For a musician who, up to that date, has always earned his living on the periphery of the popular music industry to record an album of piano music takes a determined mind and a conviction of musical ideology.
To go one step further and record an album of piano music when the musician is a guitarist, adds elements of the bizarre, the unexpected and the unintentional.
But his ten years of touring and recording in partnership with saxophonist Ian Trimmer, first with Burlesque and then Trimmer and Jenkins, he never ceased exploring the new.

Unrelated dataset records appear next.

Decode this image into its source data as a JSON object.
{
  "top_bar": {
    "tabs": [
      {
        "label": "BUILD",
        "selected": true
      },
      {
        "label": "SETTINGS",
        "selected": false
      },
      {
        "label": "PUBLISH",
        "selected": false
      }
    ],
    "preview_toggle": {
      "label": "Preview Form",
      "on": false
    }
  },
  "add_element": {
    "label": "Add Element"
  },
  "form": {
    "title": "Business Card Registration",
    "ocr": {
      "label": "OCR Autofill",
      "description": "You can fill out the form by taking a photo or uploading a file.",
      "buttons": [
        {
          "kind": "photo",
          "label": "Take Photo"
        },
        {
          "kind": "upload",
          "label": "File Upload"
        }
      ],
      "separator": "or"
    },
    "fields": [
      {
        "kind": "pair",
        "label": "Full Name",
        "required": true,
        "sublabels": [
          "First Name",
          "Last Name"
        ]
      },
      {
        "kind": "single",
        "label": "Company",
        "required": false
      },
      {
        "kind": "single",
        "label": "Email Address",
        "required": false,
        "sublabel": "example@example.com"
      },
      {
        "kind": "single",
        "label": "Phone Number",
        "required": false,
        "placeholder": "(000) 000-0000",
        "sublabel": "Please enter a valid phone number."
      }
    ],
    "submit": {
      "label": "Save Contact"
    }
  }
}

Coming out of a year touring with drummer Ginger Baker’s Nutters in 1981, Billy recorded and released the first VOG Collective album, ‘Sounds Like Bromley’. Then, radio sessions, and collaborations with One The Juggler, drummer John Dummer’s True Life Confessions, a short lived blues band with fellow guitarist Graham Lyle, guitar tuition, improvised piano accompaniment for technique classes at the Laban Dance School and outspoken but informative articles for Melody Maker and One Two Testing just about kept the wolves from the door – until June 1983, when he became the resident administrator of Wood Wharf Rehearsal Studios, owned by former barrister Michael Dunkerly alongside the River Thames in Greenwich, London.
Initially working eighteen hours a day, seven days a week, Jenkins spent the rest of the year turning the complex (which had already inspired the likes of Dire Straits, Kate Bush, Manfred Mann, Squeeze and Gerry Rafferty) into an innovative environment, facilitating both the creator and the artisan where, over his ten year tenure, he welcomed an average of 26.6 musicians through the doors every day.
Having got his house in order, he returned to his own music making, usually inspired by the musicians he met and heard at Wood Wharf. Several ensemble albums were planned and composed. But, before he recorded those, the guitarist felt it right to ‘start at the beginning’. Rather than accept a pay rise, he asked owner Michael Dunkerly whether he’d fund the pressing of an album, to which he kindly agreed.
So it came to pass that, on the 18th March 1984, using a majestic Bösendorfer 9 and a half foot grand piano and beautifully recorded and engineered by Julia Carney, Jenkins laid out his stall playing, what he described as, ‘composer piano’, bringing into the session compositions created between 1973 and 1984. Amongst them where two of them scored in his teens, one co-composed with Ian Trimmer and seven improvised on the day. One of these improvisations, ‘Donkey Droppings’, he later scored for the VOG Collective. Thus, the moment when heart, hand and mind combine can truly be heard on this recording.
Invention. In your ears. Then. And now….
This recording startlingly bookends the ‘Ghost Music’ album, the solo ‘composer piano’ album recorded 34 years later.
‘Billy Jenkins is a musical anarchist. Notably resistant to ideology, he espouses a version of the kitchen-sink Situationism which lay behind the British punk movement. If music has become business (an equation he rejects), then the only refuge is a kind of unselfconscious anti-technique which encourages the retention of ‘wrong’ notes and false starts.
He calls his own compilation of Piano Sketches ‘the result of musical suppression’. A response to certain assumptions about ‘professionalism’ and marketability. The themes are simple, unoblique, stripped of irony.’
* * (*) The Penguin Guide to Jazz on Record
‘Unlike the shaded stillness of dockland wastes which adorn the album sleeve, ‘Piano Sketches 1973-84’ buzzes with unbridled energy – and a penetrating dry wit. It’s a hop, skip ‘n’ jump from early ‘Tune-A-Day’ style ‘correctness’ to a now less evenly-polished finish – frenzied ivory chases and protrusive discords jammed into spartan structures from all odd angles. ‘Erik Satie meets Les Dawson’ suggests Mr Jenkins. I’d plump for Steve Beresford vs Blue Gene Tyranny with Fats Waller as ref!’
David Ilic / City Limits
‘In a sense, in a hand-made, working-class, South-East London sense, the 'Piano Sketches' is a composer's note-book made real, like Bach's 'Art of Fugue' or Bartok's 'Mikrokosmos.'
As a teenager BJ recorded for legendary Clive Davis with artrock band Burlesque (72-77); with 'alternative musical comedy'
duo Trimmer & Jenkins (79-82) before founding (81) the Voice of God Collective. He has recorded 40+ albums incl Motorway At Night, Entertainment USA and recordings about SE London Sounds Like Bromley, Greenwich, Still Sounds Like Bromley and Suburbia....more